The records below need to be set down again exactly; their images stay out.

[Excerpts from a dataset]
===
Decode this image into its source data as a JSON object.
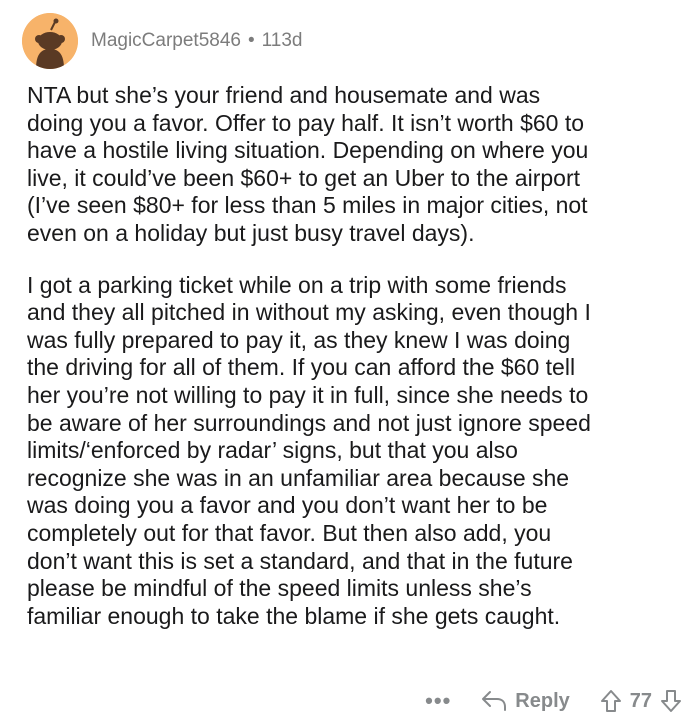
{
  "comment": {
    "author": "MagicCarpet5846",
    "separator": "•",
    "age": "113d",
    "paragraphs": [
      "NTA but she’s your friend and housemate and was\ndoing you a favor. Offer to pay half. It isn’t worth $60 to\nhave a hostile living situation. Depending on where you\nlive, it could’ve been $60+ to get an Uber to the airport\n(I’ve seen $80+ for less than 5 miles in major cities, not\neven on a holiday but just busy travel days).",
      "I got a parking ticket while on a trip with some friends\nand they all pitched in without my asking, even though I\nwas fully prepared to pay it, as they knew I was doing\nthe driving for all of them. If you can afford the $60 tell\nher you’re not willing to pay it in full, since she needs to\nbe aware of her surroundings and not just ignore speed\nlimits/‘enforced by radar’ signs, but that you also\nrecognize she was in an unfamiliar area because she\nwas doing you a favor and you don’t want her to be\ncompletely out for that favor. But then also add, you\ndon’t want this is set a standard, and that in the future\nplease be mindful of the speed limits unless she’s\nfamiliar enough to take the blame if she gets caught."
    ]
  },
  "actions": {
    "more": "•••",
    "reply_label": "Reply",
    "vote_count": "77"
  },
  "icons": {
    "avatar": "snoo-avatar-icon",
    "reply": "reply-arrow-icon",
    "upvote": "upvote-arrow-icon",
    "downvote": "downvote-arrow-icon"
  },
  "colors": {
    "avatar_bg": "#f7b36a",
    "meta_text": "#7c7c7c",
    "body_text": "#1a1a1b",
    "action_text": "#878a8c"
  }
}
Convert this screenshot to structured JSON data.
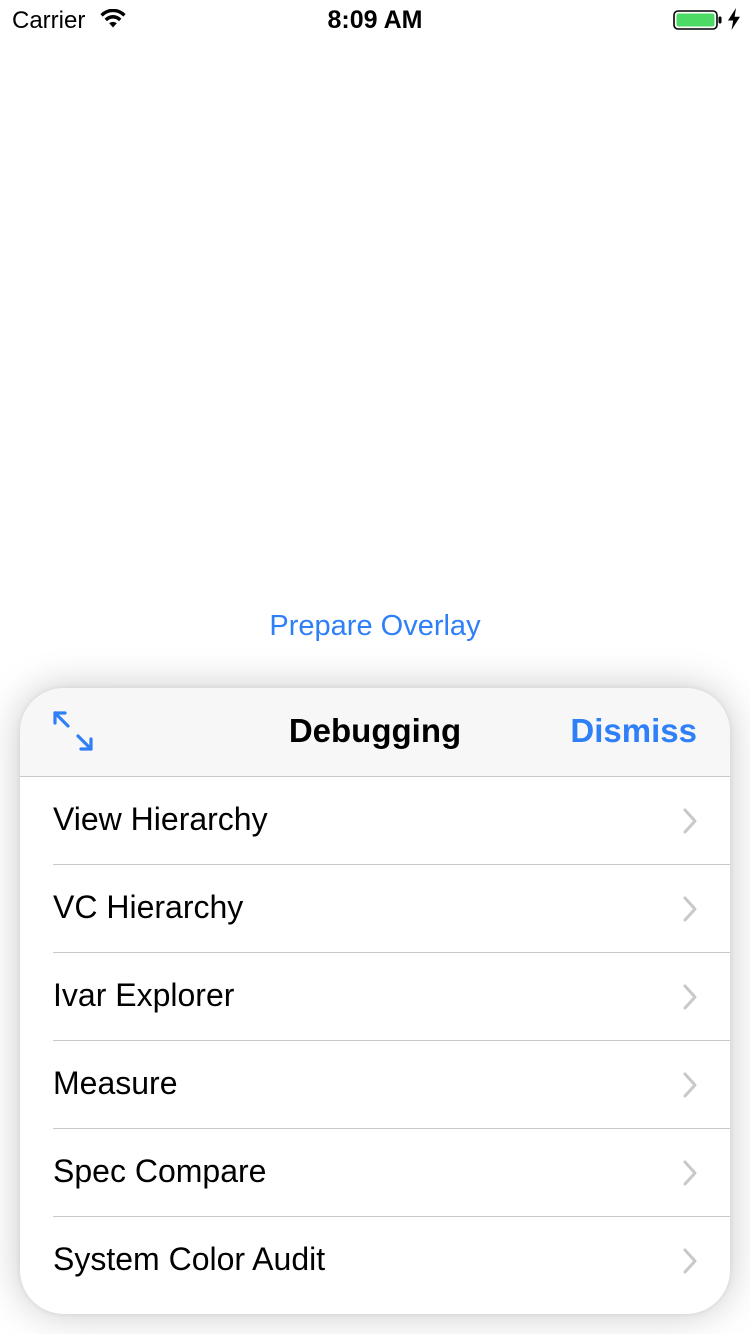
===
__Answer to the exercise__:
Decode this image into its source data as a JSON object.
{
  "comment": {
    "author": "MagicCarpet5846",
    "separator": "•",
    "age": "113d",
    "paragraphs": [
      "NTA but she’s your friend and housemate and was\ndoing you a favor. Offer to pay half. It isn’t worth $60 to\nhave a hostile living situation. Depending on where you\nlive, it could’ve been $60+ to get an Uber to the airport\n(I’ve seen $80+ for less than 5 miles in major cities, not\neven on a holiday but just busy travel days).",
      "I got a parking ticket while on a trip with some friends\nand they all pitched in without my asking, even though I\nwas fully prepared to pay it, as they knew I was doing\nthe driving for all of them. If you can afford the $60 tell\nher you’re not willing to pay it in full, since she needs to\nbe aware of her surroundings and not just ignore speed\nlimits/‘enforced by radar’ signs, but that you also\nrecognize she was in an unfamiliar area because she\nwas doing you a favor and you don’t want her to be\ncompletely out for that favor. But then also add, you\ndon’t want this is set a standard, and that in the future\nplease be mindful of the speed limits unless she’s\nfamiliar enough to take the blame if she gets caught."
    ]
  },
  "actions": {
    "more": "•••",
    "reply_label": "Reply",
    "vote_count": "77"
  },
  "icons": {
    "avatar": "snoo-avatar-icon",
    "reply": "reply-arrow-icon",
    "upvote": "upvote-arrow-icon",
    "downvote": "downvote-arrow-icon"
  },
  "colors": {
    "avatar_bg": "#f7b36a",
    "meta_text": "#7c7c7c",
    "body_text": "#1a1a1b",
    "action_text": "#878a8c"
  }
}
Convert this screenshot to structured JSON data.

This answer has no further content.